Scarlett (Weeks) is going to oblige us on that score. She believes that the legendary Philosopher’s Stone which European alchemists of the 15th century famously believed could change base metals into gold and allow the possessor to live forever, also rests in a secret chamber off the catacombs. She is a bit nutty on the subject – her dad (Van Hool) searched his entire life for the Stone and was ridiculed by the scientific community for it. His suicide only drove her into further obsession to find the artifact.

After nearly getting buried alive in Iran to photograph an elaborate Rosetta’s stone-like thing that would allow her to translate a map that she believes will lead her to the stone, the determined young scientist – who has several PhDs to her credit despite her youth – heads to Paris to find George (Feldman) who can translate the Aramaic and allow the symbols to be properly read.

George, once abandoned in Turkey by Scarlett so that she could continue her quest, is less than enthusiastic about helping her and her omnipresent cameraman Benji (Hodge) who is documenting the search. However, he agrees to put her in contact with urban spelunkers Papillon (Civil), Souxie (Lambert) and Zed (Marhyar) who agree to lead her to the place on her map even though it appears on no credible maps of the catacombs.

Once they get down there beyond the paths where tourists tread, strange things begin to happen. George, who is forced to join them by circumstances beyond his control, is definitely uneasy and Benji who is a bit claustrophobic is downright ready to turn on his heels and head back to the world above, sense that there is something not quite right and Papillon, who knows the area better than anyone except for La Taupe (Castro), a mole-like spelunker who went down into a forbidden tunnel and never was seen again. Of course, you know which tunnel they’re going to head down into – and where it leads may be the last place anyone rational wants to go.

Right now is a really good time to be a horror film, with an abundance of talented young up-and-coming directors showing immense promise and delivering in some cases some extraordinary horror films.

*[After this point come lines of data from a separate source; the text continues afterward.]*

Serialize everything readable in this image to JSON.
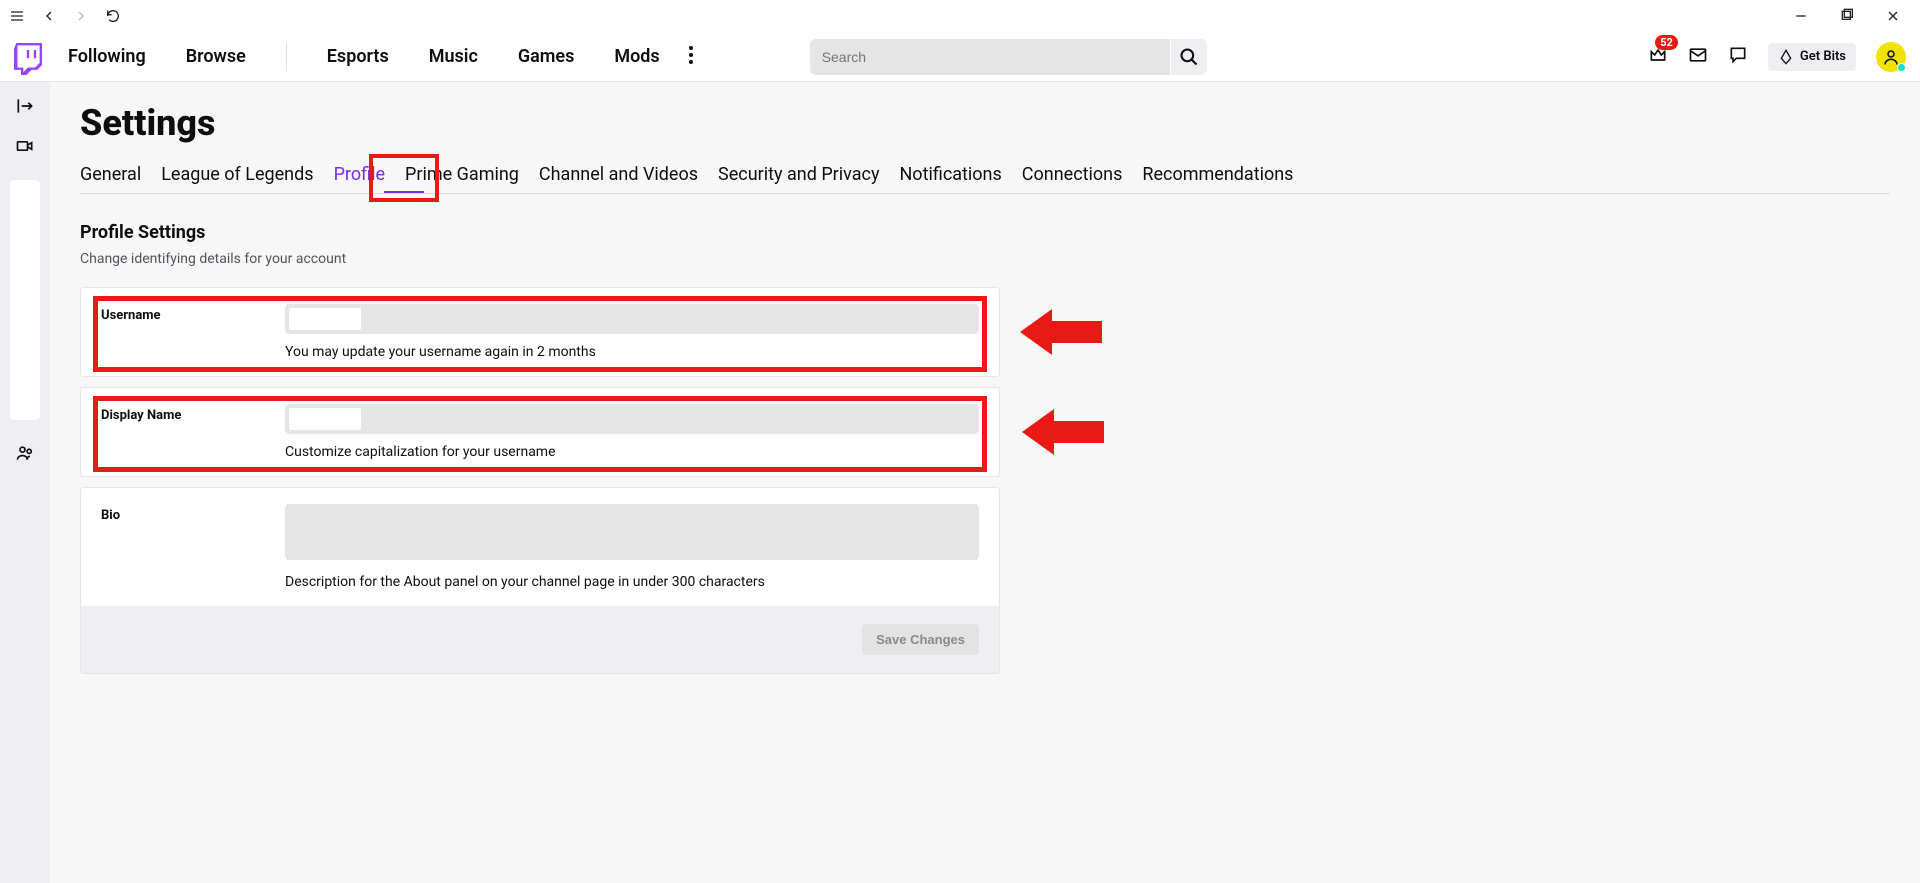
{
  "chrome": {
    "notification_badge": "52",
    "get_bits_label": "Get Bits"
  },
  "nav": {
    "links": [
      "Following",
      "Browse",
      "Esports",
      "Music",
      "Games",
      "Mods"
    ],
    "search_placeholder": "Search"
  },
  "page": {
    "title": "Settings",
    "tabs": [
      "General",
      "League of Legends",
      "Profile",
      "Prime Gaming",
      "Channel and Videos",
      "Security and Privacy",
      "Notifications",
      "Connections",
      "Recommendations"
    ],
    "active_tab_index": 2,
    "section_title": "Profile Settings",
    "section_sub": "Change identifying details for your account",
    "fields": {
      "username": {
        "label": "Username",
        "help": "You may update your username again in 2 months"
      },
      "display_name": {
        "label": "Display Name",
        "help": "Customize capitalization for your username"
      },
      "bio": {
        "label": "Bio",
        "help": "Description for the About panel on your channel page in under 300 characters"
      }
    },
    "save_button": "Save Changes"
  }
}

While Dowdle qualifies as the former, his latest effort doesn’t qualify as the latter but don’t be put off – this is a very solid and entertaining horror movie that takes full advantage of its setting.

The cast is largely unknown although Mad Men fans might recognize Feldman but do solid jobs in roles that are fairly rote horror characters. I have to say Marhyar has one of the best “oh, crap!” expressions I’ve seen ever. It does make for occasional comedy relief.

The film is presented in a found footage format, which to my mind was totally unnecessary. We spend large chunks of time wandering down tunnels lit by headlamps and flashlights. Sure, this can be creepy but over the course of an hour and a half it gets old, plus because much of the movie is shot with GoPro devices the image quality is murky in places.

However, that doesn’t mean there isn’t an off-the-charts creepiness factor going on here and Dowdle knows what he’s doing when it comes to ratcheting up the tension to high levels. While there is a lot here that’s unremarkable, overall this is a much better than average movie when it comes to horror and in a year where the bar has been set fairly high for big studio horror pictures this one comes in right in the middle of the pack.

REASONS TO GO: Genuinely creepy setting. Some terrific scares.
REASONS TO STAY: Found footage is definitely passé and in this case, unnecessary. Could have shaved about ten minutes off.
FAMILY VALUES:  Plenty of terror and violence, some of it bloody. There’s also pretty much non-stop cursing.
TRIVIAL PURSUIT: The first movie to be released in Legendary’s new deal with Universal after years at Warner Brothers.
CRITICAL MASS: As of 9/13/14: Rotten Tomatoes: 28% positive reviews. Metacritic: 38/100.
COMPARISON SHOPPING: Intermedio
FINAL RATING: 6.5/10
NEXT: Mood Indigo